*PROVIDED ENTRIES*
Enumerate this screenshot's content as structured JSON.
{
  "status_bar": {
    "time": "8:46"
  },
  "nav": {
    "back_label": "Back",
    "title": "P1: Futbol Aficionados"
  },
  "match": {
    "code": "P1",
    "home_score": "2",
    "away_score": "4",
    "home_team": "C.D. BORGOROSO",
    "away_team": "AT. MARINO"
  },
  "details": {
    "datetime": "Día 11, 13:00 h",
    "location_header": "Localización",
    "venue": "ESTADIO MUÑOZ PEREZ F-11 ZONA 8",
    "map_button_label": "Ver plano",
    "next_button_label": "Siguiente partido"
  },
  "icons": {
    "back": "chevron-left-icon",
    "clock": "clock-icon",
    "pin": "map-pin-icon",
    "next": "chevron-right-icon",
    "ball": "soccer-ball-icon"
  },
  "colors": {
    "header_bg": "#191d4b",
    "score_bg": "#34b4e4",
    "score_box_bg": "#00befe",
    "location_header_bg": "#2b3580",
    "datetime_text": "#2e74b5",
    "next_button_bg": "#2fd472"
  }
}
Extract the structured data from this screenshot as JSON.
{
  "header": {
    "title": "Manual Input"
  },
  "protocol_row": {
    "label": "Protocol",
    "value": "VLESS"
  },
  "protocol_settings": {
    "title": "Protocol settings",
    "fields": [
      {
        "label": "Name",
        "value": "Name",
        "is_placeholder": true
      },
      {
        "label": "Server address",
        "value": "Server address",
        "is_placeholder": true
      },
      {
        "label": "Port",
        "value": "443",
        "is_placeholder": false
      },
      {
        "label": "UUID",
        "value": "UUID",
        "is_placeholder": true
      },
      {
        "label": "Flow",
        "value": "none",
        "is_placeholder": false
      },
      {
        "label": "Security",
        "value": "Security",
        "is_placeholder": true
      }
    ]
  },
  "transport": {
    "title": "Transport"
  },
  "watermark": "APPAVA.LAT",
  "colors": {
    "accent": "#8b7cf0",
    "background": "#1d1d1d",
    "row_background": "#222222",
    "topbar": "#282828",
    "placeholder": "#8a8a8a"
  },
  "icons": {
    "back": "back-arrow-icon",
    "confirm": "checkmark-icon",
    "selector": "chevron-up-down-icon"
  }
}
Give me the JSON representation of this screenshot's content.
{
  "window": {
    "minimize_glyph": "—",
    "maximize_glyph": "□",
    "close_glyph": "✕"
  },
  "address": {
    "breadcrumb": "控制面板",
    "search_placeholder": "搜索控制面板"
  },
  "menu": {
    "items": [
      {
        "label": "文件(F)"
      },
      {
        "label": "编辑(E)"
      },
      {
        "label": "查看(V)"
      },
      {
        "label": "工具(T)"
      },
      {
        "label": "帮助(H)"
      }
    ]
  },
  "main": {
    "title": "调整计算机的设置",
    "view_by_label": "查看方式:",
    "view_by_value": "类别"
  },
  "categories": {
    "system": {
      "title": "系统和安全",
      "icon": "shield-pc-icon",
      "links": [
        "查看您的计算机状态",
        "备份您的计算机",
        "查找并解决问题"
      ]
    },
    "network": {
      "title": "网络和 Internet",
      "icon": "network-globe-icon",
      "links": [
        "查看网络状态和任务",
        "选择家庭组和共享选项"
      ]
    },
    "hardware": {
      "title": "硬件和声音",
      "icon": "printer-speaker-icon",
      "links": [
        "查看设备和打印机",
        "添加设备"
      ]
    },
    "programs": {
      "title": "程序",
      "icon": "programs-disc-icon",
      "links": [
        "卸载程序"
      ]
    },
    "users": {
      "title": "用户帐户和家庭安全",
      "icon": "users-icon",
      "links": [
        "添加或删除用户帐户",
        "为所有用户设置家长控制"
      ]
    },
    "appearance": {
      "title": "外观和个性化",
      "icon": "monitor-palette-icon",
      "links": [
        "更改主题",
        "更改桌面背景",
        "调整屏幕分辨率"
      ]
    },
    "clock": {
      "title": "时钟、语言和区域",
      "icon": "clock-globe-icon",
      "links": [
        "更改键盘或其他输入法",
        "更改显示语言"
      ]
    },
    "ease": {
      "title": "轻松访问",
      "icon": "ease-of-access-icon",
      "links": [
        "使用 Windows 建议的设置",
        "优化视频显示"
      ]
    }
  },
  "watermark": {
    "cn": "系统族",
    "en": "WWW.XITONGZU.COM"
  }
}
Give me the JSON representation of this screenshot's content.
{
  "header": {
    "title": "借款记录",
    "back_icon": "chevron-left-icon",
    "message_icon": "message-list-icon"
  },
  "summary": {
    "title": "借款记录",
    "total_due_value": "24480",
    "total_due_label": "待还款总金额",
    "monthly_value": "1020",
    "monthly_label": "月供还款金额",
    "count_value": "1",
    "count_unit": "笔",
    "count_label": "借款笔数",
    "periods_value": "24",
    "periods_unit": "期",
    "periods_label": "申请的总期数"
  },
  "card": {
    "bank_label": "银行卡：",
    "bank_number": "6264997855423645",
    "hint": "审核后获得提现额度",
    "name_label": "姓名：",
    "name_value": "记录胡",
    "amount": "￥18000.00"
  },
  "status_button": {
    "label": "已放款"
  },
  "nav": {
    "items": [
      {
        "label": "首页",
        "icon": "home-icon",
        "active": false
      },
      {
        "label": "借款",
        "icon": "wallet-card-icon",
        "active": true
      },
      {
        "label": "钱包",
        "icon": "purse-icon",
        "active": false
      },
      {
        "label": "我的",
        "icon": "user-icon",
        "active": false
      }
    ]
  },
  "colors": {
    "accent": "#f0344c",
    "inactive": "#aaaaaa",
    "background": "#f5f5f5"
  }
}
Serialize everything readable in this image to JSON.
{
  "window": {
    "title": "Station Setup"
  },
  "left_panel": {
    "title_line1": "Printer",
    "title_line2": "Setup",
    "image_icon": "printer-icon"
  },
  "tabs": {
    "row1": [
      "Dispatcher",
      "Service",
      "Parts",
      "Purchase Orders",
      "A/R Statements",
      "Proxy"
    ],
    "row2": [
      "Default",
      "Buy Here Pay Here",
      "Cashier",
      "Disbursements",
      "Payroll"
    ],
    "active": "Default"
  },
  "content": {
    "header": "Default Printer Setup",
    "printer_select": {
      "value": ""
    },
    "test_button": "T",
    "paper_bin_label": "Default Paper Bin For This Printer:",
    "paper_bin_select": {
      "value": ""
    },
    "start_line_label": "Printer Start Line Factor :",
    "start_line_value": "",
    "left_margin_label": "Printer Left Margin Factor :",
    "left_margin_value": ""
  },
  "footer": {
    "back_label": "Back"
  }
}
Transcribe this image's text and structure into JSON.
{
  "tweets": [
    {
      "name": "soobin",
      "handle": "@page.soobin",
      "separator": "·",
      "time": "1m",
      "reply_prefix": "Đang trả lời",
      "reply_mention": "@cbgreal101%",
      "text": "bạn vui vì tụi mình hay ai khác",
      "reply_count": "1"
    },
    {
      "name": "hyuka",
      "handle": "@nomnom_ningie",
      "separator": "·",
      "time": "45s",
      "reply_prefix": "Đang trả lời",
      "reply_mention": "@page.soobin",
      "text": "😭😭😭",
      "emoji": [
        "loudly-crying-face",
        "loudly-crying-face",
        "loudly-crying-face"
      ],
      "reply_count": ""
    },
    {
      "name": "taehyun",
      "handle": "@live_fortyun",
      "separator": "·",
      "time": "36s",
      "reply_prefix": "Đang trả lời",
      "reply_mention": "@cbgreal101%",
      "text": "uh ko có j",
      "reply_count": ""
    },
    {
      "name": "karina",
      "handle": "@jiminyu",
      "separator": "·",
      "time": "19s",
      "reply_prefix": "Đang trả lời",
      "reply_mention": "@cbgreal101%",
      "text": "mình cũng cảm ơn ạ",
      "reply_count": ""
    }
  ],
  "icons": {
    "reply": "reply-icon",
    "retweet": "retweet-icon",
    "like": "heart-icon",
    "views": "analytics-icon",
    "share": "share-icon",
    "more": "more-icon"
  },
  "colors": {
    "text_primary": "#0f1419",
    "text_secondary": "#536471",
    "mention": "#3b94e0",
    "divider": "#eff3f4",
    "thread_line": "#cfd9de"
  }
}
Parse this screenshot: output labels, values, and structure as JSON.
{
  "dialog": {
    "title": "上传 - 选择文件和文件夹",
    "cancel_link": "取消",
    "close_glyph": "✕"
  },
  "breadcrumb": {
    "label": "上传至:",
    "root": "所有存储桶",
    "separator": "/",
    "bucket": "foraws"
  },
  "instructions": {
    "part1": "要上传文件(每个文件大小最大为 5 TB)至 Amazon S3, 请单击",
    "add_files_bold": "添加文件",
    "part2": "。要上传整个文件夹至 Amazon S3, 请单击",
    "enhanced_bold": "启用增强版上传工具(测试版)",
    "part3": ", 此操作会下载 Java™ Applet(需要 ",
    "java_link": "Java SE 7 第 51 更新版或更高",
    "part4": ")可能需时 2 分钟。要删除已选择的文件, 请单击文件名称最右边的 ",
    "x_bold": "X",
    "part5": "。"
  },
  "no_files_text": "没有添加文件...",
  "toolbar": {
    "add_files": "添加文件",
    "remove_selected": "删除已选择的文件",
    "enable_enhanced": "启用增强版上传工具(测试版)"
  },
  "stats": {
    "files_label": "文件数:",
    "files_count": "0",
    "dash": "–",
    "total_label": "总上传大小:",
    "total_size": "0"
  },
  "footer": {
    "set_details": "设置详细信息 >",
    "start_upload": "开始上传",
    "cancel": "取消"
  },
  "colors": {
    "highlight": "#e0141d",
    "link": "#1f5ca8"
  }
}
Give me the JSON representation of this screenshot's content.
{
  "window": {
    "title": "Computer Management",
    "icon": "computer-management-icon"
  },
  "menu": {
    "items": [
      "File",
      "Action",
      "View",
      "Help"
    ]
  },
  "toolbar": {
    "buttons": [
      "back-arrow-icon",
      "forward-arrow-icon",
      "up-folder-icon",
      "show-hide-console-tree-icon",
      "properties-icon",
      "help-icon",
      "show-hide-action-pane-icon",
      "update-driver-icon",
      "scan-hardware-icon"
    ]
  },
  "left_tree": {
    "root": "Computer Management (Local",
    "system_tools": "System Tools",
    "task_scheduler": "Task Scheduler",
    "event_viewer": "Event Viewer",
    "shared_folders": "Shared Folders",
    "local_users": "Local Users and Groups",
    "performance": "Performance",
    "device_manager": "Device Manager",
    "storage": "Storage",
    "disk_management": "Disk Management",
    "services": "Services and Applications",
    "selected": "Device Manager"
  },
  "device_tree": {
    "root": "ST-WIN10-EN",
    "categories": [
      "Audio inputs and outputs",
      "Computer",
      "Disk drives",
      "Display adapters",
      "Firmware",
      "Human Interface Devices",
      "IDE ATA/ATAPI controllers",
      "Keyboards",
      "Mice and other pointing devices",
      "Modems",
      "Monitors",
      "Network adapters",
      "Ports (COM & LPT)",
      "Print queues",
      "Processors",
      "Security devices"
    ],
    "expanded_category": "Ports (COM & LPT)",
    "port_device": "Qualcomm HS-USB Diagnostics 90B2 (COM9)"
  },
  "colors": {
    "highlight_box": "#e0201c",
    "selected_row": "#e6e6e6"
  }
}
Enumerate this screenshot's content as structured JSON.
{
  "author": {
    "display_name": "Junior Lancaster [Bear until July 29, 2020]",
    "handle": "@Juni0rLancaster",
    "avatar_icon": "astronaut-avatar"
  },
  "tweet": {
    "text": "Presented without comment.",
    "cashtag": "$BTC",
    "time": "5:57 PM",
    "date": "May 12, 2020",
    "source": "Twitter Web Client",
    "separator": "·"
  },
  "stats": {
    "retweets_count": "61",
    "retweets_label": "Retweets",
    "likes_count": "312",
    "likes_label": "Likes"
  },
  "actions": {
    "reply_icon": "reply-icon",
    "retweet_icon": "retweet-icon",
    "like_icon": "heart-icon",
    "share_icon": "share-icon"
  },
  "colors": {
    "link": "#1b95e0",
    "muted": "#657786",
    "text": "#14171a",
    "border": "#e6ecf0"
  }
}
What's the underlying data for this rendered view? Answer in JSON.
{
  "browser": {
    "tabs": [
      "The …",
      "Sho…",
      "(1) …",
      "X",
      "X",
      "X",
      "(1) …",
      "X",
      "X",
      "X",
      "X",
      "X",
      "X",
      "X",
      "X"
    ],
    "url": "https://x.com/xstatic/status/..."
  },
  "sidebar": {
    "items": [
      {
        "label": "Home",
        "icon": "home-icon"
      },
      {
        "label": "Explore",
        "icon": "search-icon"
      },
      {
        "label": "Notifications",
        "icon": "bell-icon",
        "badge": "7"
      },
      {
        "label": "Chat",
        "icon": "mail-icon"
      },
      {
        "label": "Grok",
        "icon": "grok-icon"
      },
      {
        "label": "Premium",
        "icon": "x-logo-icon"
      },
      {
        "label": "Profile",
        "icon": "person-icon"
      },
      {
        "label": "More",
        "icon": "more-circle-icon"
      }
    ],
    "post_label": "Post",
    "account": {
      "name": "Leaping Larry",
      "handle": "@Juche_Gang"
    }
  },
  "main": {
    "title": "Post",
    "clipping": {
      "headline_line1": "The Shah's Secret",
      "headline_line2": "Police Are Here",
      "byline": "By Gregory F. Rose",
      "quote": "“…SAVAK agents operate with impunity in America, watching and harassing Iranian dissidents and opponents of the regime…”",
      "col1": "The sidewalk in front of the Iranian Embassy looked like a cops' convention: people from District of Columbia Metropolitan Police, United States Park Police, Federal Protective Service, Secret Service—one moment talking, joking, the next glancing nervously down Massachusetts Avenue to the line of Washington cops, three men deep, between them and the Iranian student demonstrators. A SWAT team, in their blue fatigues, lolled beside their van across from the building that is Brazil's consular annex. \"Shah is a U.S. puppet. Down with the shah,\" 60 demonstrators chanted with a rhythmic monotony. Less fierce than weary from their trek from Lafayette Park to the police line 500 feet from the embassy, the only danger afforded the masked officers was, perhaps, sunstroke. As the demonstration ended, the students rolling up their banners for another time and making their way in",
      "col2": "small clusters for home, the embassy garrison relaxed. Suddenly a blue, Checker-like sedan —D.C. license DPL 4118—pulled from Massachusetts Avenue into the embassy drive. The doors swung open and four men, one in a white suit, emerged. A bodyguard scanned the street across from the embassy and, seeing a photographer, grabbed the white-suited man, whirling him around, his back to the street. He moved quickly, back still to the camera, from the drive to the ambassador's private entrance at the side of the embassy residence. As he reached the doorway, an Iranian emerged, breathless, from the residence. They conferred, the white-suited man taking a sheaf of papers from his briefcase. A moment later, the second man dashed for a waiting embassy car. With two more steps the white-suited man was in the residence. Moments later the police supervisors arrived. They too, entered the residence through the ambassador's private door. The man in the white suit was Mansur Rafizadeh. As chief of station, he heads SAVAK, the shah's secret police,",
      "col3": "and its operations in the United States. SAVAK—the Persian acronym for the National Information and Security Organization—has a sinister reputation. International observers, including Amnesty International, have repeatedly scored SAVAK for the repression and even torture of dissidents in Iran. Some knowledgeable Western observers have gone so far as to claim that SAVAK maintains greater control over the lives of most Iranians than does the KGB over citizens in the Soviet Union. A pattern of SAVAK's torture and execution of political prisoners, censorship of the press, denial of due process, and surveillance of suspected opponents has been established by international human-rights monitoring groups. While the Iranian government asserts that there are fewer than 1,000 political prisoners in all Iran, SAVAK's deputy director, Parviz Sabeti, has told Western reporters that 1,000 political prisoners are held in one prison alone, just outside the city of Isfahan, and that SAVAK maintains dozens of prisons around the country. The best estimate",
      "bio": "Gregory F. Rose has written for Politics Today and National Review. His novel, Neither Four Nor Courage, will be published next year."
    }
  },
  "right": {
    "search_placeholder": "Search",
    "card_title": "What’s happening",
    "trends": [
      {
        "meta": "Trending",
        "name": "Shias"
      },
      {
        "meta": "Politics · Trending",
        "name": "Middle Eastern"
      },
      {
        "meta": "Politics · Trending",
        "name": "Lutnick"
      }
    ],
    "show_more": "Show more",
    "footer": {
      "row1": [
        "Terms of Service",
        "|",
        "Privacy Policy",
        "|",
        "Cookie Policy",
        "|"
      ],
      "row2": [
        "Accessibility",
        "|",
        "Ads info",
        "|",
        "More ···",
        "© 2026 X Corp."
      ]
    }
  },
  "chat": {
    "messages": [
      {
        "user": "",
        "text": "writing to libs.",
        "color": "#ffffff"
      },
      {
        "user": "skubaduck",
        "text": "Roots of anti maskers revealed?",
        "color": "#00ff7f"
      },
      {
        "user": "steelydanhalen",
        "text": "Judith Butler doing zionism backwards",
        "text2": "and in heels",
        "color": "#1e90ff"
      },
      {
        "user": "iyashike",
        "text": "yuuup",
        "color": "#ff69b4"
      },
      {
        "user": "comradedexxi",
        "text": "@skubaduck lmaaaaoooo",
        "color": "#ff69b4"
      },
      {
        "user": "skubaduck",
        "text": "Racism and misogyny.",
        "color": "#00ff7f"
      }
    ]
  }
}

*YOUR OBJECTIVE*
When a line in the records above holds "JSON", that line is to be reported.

*ANSWER TO THIS TASK*
Enumerate this screenshot's content as structured JSON.
Extract the structured data from this screenshot as JSON.
Give me the JSON representation of this screenshot's content.
Give me the JSON representation of this screenshot's content.
Serialize everything readable in this image to JSON.
Transcribe this image's text and structure into JSON.
Parse this screenshot: output labels, values, and structure as JSON.
Give me the JSON representation of this screenshot's content.
Enumerate this screenshot's content as structured JSON.
What's the underlying data for this rendered view? Answer in JSON.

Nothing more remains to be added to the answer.